=== GIVEN ENTRIES ===

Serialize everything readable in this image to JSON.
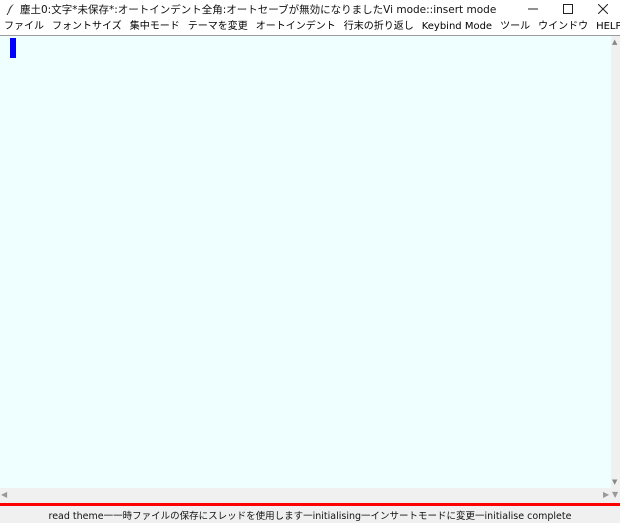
{
  "window": {
    "title": "塵土0:文字*未保存*:オートインデント全角:オートセーブが無効になりましたVi mode::insert mode",
    "icon": "feather-icon"
  },
  "menubar": {
    "items": [
      {
        "label": "ファイル"
      },
      {
        "label": "フォントサイズ"
      },
      {
        "label": "集中モード"
      },
      {
        "label": "テーマを変更"
      },
      {
        "label": "オートインデント"
      },
      {
        "label": "行末の折り返し"
      },
      {
        "label": "Keybind Mode"
      },
      {
        "label": "ツール"
      },
      {
        "label": "ウインドウ"
      },
      {
        "label": "HELP"
      }
    ]
  },
  "editor": {
    "content": "",
    "background": "#efffff",
    "cursor_color": "#0000ff"
  },
  "status": {
    "text": "read theme一一時ファイルの保存にスレッドを使用します一initialising一インサートモードに変更一initialise complete"
  },
  "colors": {
    "accent_line": "#ff0000"
  }
}
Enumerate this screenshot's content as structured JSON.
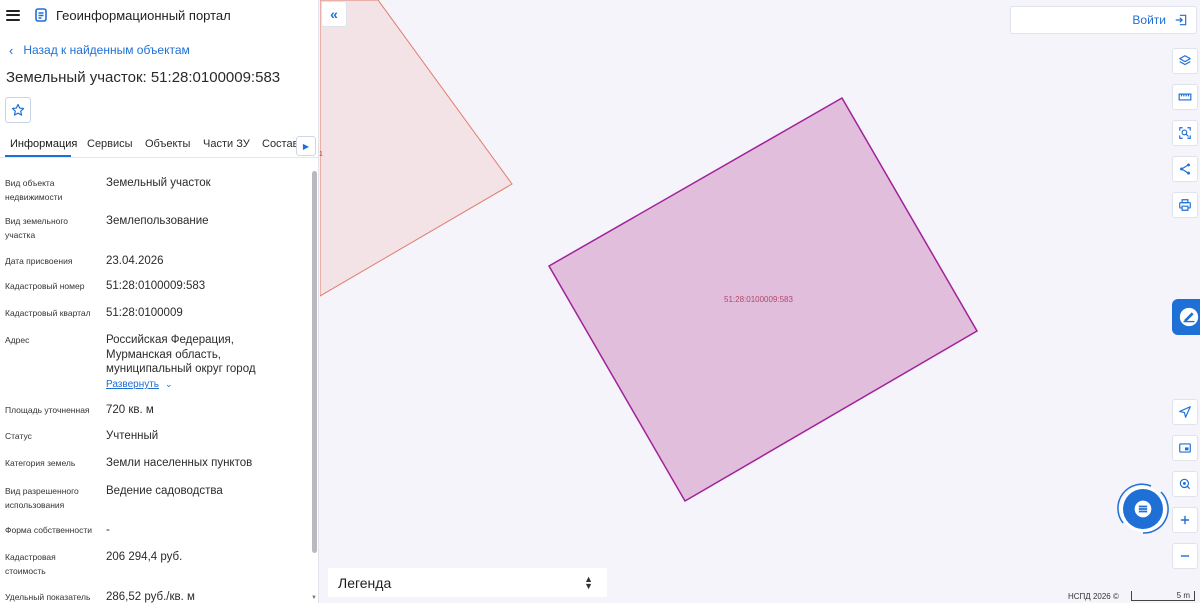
{
  "app": {
    "title": "Геоинформационный портал"
  },
  "nav": {
    "back_label": "Назад к найденным объектам"
  },
  "object": {
    "title": "Земельный участок: 51:28:0100009:583"
  },
  "tabs": [
    {
      "label": "Информация",
      "active": true
    },
    {
      "label": "Сервисы",
      "active": false
    },
    {
      "label": "Объекты",
      "active": false
    },
    {
      "label": "Части ЗУ",
      "active": false
    },
    {
      "label": "Состав",
      "active": false
    }
  ],
  "fields": [
    {
      "label": "Вид объекта недвижимости",
      "value": "Земельный участок"
    },
    {
      "label": "Вид земельного участка",
      "value": "Землепользование"
    },
    {
      "label": "Дата присвоения",
      "value": "23.04.2026"
    },
    {
      "label": "Кадастровый номер",
      "value": "51:28:0100009:583"
    },
    {
      "label": "Кадастровый квартал",
      "value": "51:28:0100009"
    },
    {
      "label": "Адрес",
      "value": "Российская Федерация, Мурманская область, муниципальный округ город Полярные Зори, населенный"
    },
    {
      "label": "Площадь уточненная",
      "value": "720 кв. м"
    },
    {
      "label": "Статус",
      "value": "Учтенный"
    },
    {
      "label": "Категория земель",
      "value": "Земли населенных пунктов"
    },
    {
      "label": "Вид разрешенного использования",
      "value": "Ведение садоводства"
    },
    {
      "label": "Форма собственности",
      "value": "-"
    },
    {
      "label": "Кадастровая стоимость",
      "value": "206 294,4 руб."
    },
    {
      "label": "Удельный показатель",
      "value": "286,52 руб./кв. м"
    }
  ],
  "expand_label": "Развернуть",
  "header": {
    "login_label": "Войти"
  },
  "map": {
    "parcel_label": "51:28:0100009:583",
    "neighbor_label": "1",
    "legend_label": "Легенда",
    "copyright": "НСПД 2026 ©",
    "scale_label": "5 m",
    "colors": {
      "background": "#f5f4fa",
      "parcel_fill": "#e2bedd",
      "parcel_stroke": "#a0229a",
      "neighbor_fill": "#f3e3e6",
      "neighbor_stroke": "#e07e6e",
      "accent": "#1e6fd6"
    }
  },
  "tools": [
    {
      "name": "layers-icon"
    },
    {
      "name": "ruler-icon"
    },
    {
      "name": "select-area-icon"
    },
    {
      "name": "share-icon"
    },
    {
      "name": "print-icon"
    },
    {
      "name": "navigate-icon"
    },
    {
      "name": "minimap-icon"
    },
    {
      "name": "locate-icon"
    },
    {
      "name": "zoom-in-icon"
    },
    {
      "name": "zoom-out-icon"
    }
  ]
}
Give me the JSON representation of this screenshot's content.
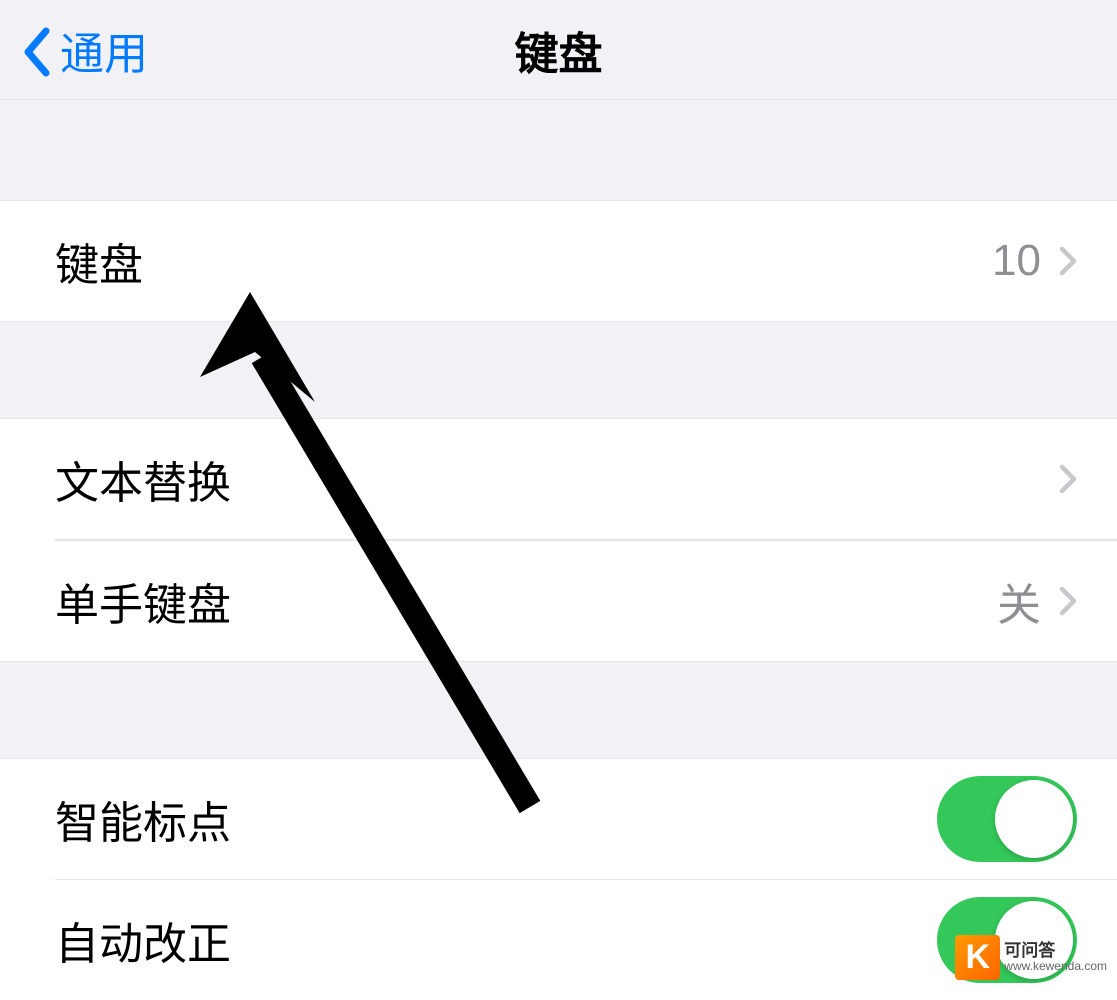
{
  "nav": {
    "back_label": "通用",
    "title": "键盘"
  },
  "rows": {
    "keyboards": {
      "label": "键盘",
      "value": "10"
    },
    "text_replacement": {
      "label": "文本替换"
    },
    "one_handed": {
      "label": "单手键盘",
      "value": "关"
    },
    "smart_punctuation": {
      "label": "智能标点",
      "on": true
    },
    "auto_correction": {
      "label": "自动改正",
      "on": true
    }
  },
  "watermark": {
    "logo_letter": "K",
    "title": "可问答",
    "url": "www.kewenda.com"
  }
}
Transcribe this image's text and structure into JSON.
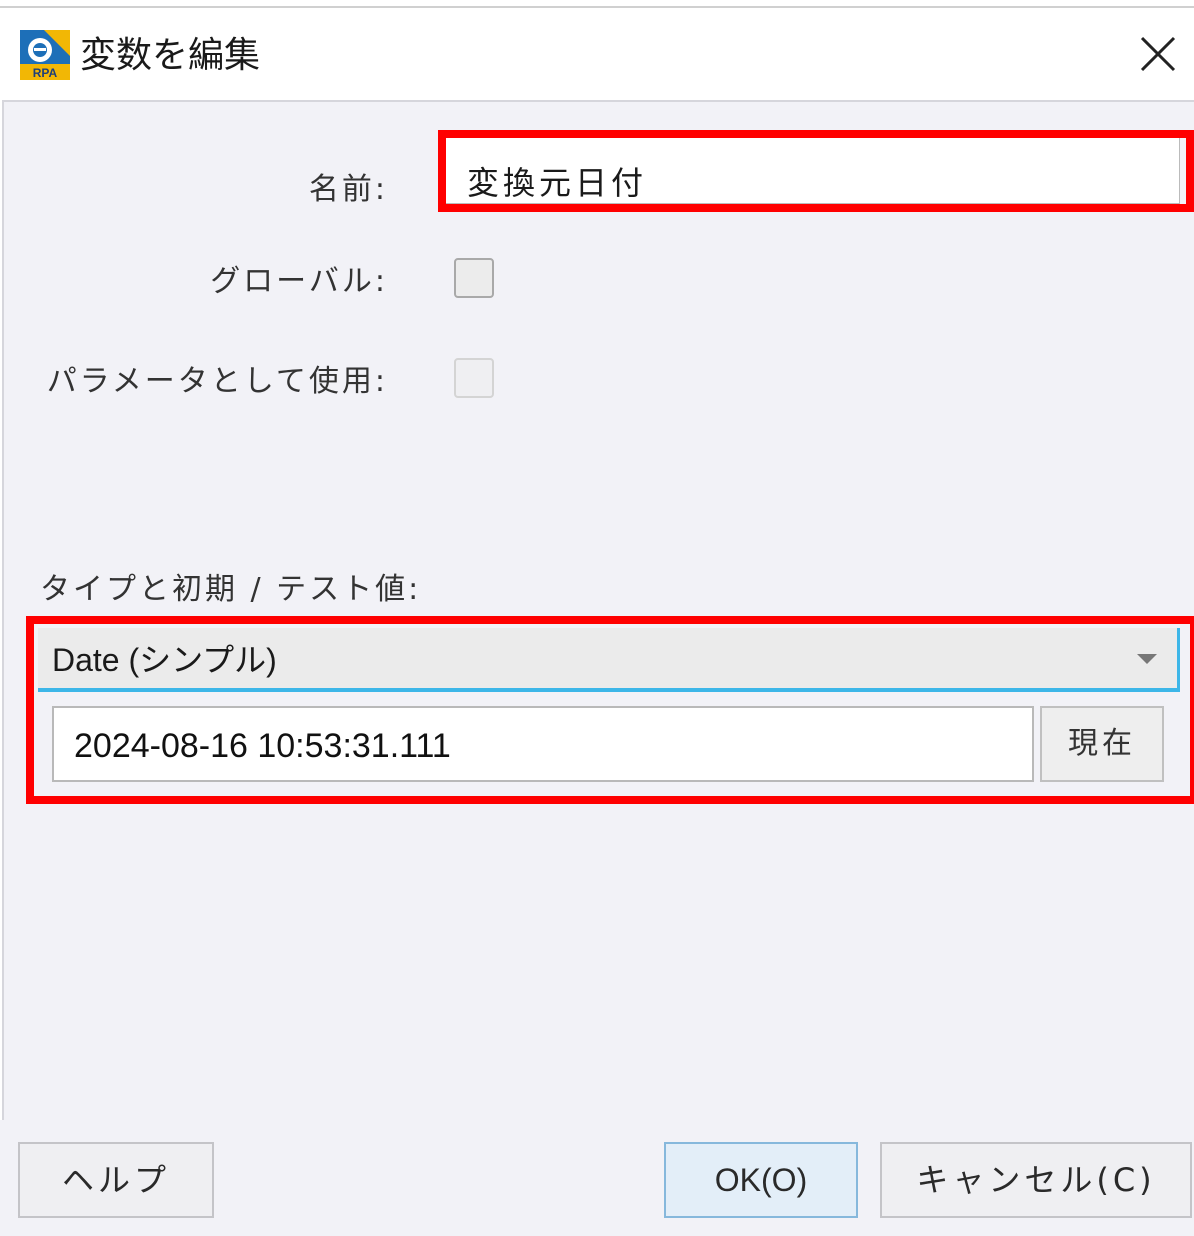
{
  "window": {
    "title": "変数を編集",
    "icon": "rpa-app-icon",
    "icon_text": "RPA",
    "close_icon": "close-icon"
  },
  "form": {
    "name_label": "名前:",
    "name_value": "変換元日付",
    "global_label": "グローバル:",
    "global_checked": false,
    "param_label": "パラメータとして使用:",
    "param_checked": false,
    "type_section_label": "タイプと初期 / テスト値:",
    "type_selected": "Date (シンプル)",
    "date_value": "2024-08-16 10:53:31.111",
    "now_button": "現在"
  },
  "footer": {
    "help_button": "ヘルプ",
    "ok_button": "OK(O)",
    "cancel_button": "キャンセル(C)"
  },
  "colors": {
    "highlight": "#ff0000",
    "focus_accent": "#3db6e8",
    "background": "#f2f2f7"
  }
}
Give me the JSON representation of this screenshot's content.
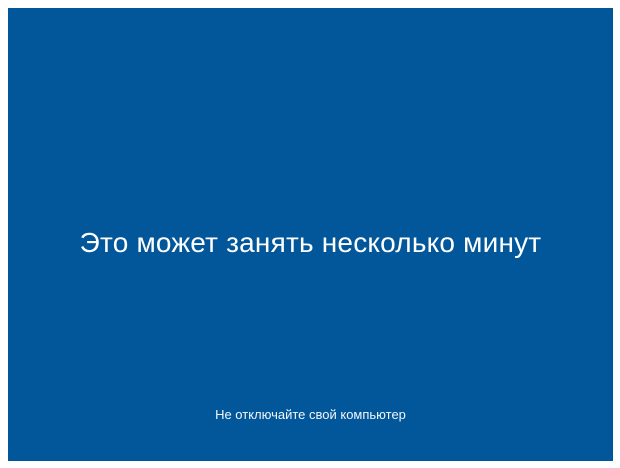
{
  "screen": {
    "background_color": "#02569a",
    "text_color": "#ffffff",
    "main_message": "Это может занять несколько минут",
    "sub_message": "Не отключайте свой компьютер"
  }
}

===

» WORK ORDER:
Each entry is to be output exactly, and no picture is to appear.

» SOLUTION:
Serialize everything readable in this image to JSON.
{
  "window": {
    "title": "塵土0:文字*未保存*:オートインデント全角:オートセーブが無効になりましたVi mode::insert mode",
    "icon": "feather-icon"
  },
  "menubar": {
    "items": [
      {
        "label": "ファイル"
      },
      {
        "label": "フォントサイズ"
      },
      {
        "label": "集中モード"
      },
      {
        "label": "テーマを変更"
      },
      {
        "label": "オートインデント"
      },
      {
        "label": "行末の折り返し"
      },
      {
        "label": "Keybind Mode"
      },
      {
        "label": "ツール"
      },
      {
        "label": "ウインドウ"
      },
      {
        "label": "HELP"
      }
    ]
  },
  "editor": {
    "content": "",
    "background": "#efffff",
    "cursor_color": "#0000ff"
  },
  "status": {
    "text": "read theme一一時ファイルの保存にスレッドを使用します一initialising一インサートモードに変更一initialise complete"
  },
  "colors": {
    "accent_line": "#ff0000"
  }
}
Enumerate this screenshot's content as structured JSON.
{
  "app": {
    "title": "Геоинформационный портал"
  },
  "nav": {
    "back_label": "Назад к найденным объектам"
  },
  "object": {
    "title": "Земельный участок: 51:28:0100009:583"
  },
  "tabs": [
    {
      "label": "Информация",
      "active": true
    },
    {
      "label": "Сервисы",
      "active": false
    },
    {
      "label": "Объекты",
      "active": false
    },
    {
      "label": "Части ЗУ",
      "active": false
    },
    {
      "label": "Состав",
      "active": false
    }
  ],
  "fields": [
    {
      "label": "Вид объекта недвижимости",
      "value": "Земельный участок"
    },
    {
      "label": "Вид земельного участка",
      "value": "Землепользование"
    },
    {
      "label": "Дата присвоения",
      "value": "23.04.2026"
    },
    {
      "label": "Кадастровый номер",
      "value": "51:28:0100009:583"
    },
    {
      "label": "Кадастровый квартал",
      "value": "51:28:0100009"
    },
    {
      "label": "Адрес",
      "value": "Российская Федерация, Мурманская область, муниципальный округ город Полярные Зори, населенный"
    },
    {
      "label": "Площадь уточненная",
      "value": "720 кв. м"
    },
    {
      "label": "Статус",
      "value": "Учтенный"
    },
    {
      "label": "Категория земель",
      "value": "Земли населенных пунктов"
    },
    {
      "label": "Вид разрешенного использования",
      "value": "Ведение садоводства"
    },
    {
      "label": "Форма собственности",
      "value": "-"
    },
    {
      "label": "Кадастровая стоимость",
      "value": "206 294,4 руб."
    },
    {
      "label": "Удельный показатель",
      "value": "286,52 руб./кв. м"
    }
  ],
  "expand_label": "Развернуть",
  "header": {
    "login_label": "Войти"
  },
  "map": {
    "parcel_label": "51:28:0100009:583",
    "neighbor_label": "1",
    "legend_label": "Легенда",
    "copyright": "НСПД 2026 ©",
    "scale_label": "5 m",
    "colors": {
      "background": "#f5f4fa",
      "parcel_fill": "#e2bedd",
      "parcel_stroke": "#a0229a",
      "neighbor_fill": "#f3e3e6",
      "neighbor_stroke": "#e07e6e",
      "accent": "#1e6fd6"
    }
  },
  "tools": [
    {
      "name": "layers-icon"
    },
    {
      "name": "ruler-icon"
    },
    {
      "name": "select-area-icon"
    },
    {
      "name": "share-icon"
    },
    {
      "name": "print-icon"
    },
    {
      "name": "navigate-icon"
    },
    {
      "name": "minimap-icon"
    },
    {
      "name": "locate-icon"
    },
    {
      "name": "zoom-in-icon"
    },
    {
      "name": "zoom-out-icon"
    }
  ]
}
Give me the JSON representation of this screenshot's content.
{
  "nav": {
    "back_label": "通用",
    "title": "键盘"
  },
  "rows": {
    "keyboards": {
      "label": "键盘",
      "value": "10"
    },
    "text_replacement": {
      "label": "文本替换"
    },
    "one_handed": {
      "label": "单手键盘",
      "value": "关"
    },
    "smart_punctuation": {
      "label": "智能标点",
      "on": true
    },
    "auto_correction": {
      "label": "自动改正",
      "on": true
    }
  },
  "watermark": {
    "logo_letter": "K",
    "title": "可问答",
    "url": "www.kewenda.com"
  }
}
Transcribe this image's text and structure into JSON.
{
  "window": {
    "title": "変数を編集",
    "icon": "rpa-app-icon",
    "icon_text": "RPA",
    "close_icon": "close-icon"
  },
  "form": {
    "name_label": "名前:",
    "name_value": "変換元日付",
    "global_label": "グローバル:",
    "global_checked": false,
    "param_label": "パラメータとして使用:",
    "param_checked": false,
    "type_section_label": "タイプと初期 / テスト値:",
    "type_selected": "Date (シンプル)",
    "date_value": "2024-08-16 10:53:31.111",
    "now_button": "現在"
  },
  "footer": {
    "help_button": "ヘルプ",
    "ok_button": "OK(O)",
    "cancel_button": "キャンセル(C)"
  },
  "colors": {
    "highlight": "#ff0000",
    "focus_accent": "#3db6e8",
    "background": "#f2f2f7"
  }
}
Give me the JSON representation of this screenshot's content.
{
  "screen": {
    "background_color": "#02569a",
    "text_color": "#ffffff",
    "main_message": "Это может занять несколько минут",
    "sub_message": "Не отключайте свой компьютер"
  }
}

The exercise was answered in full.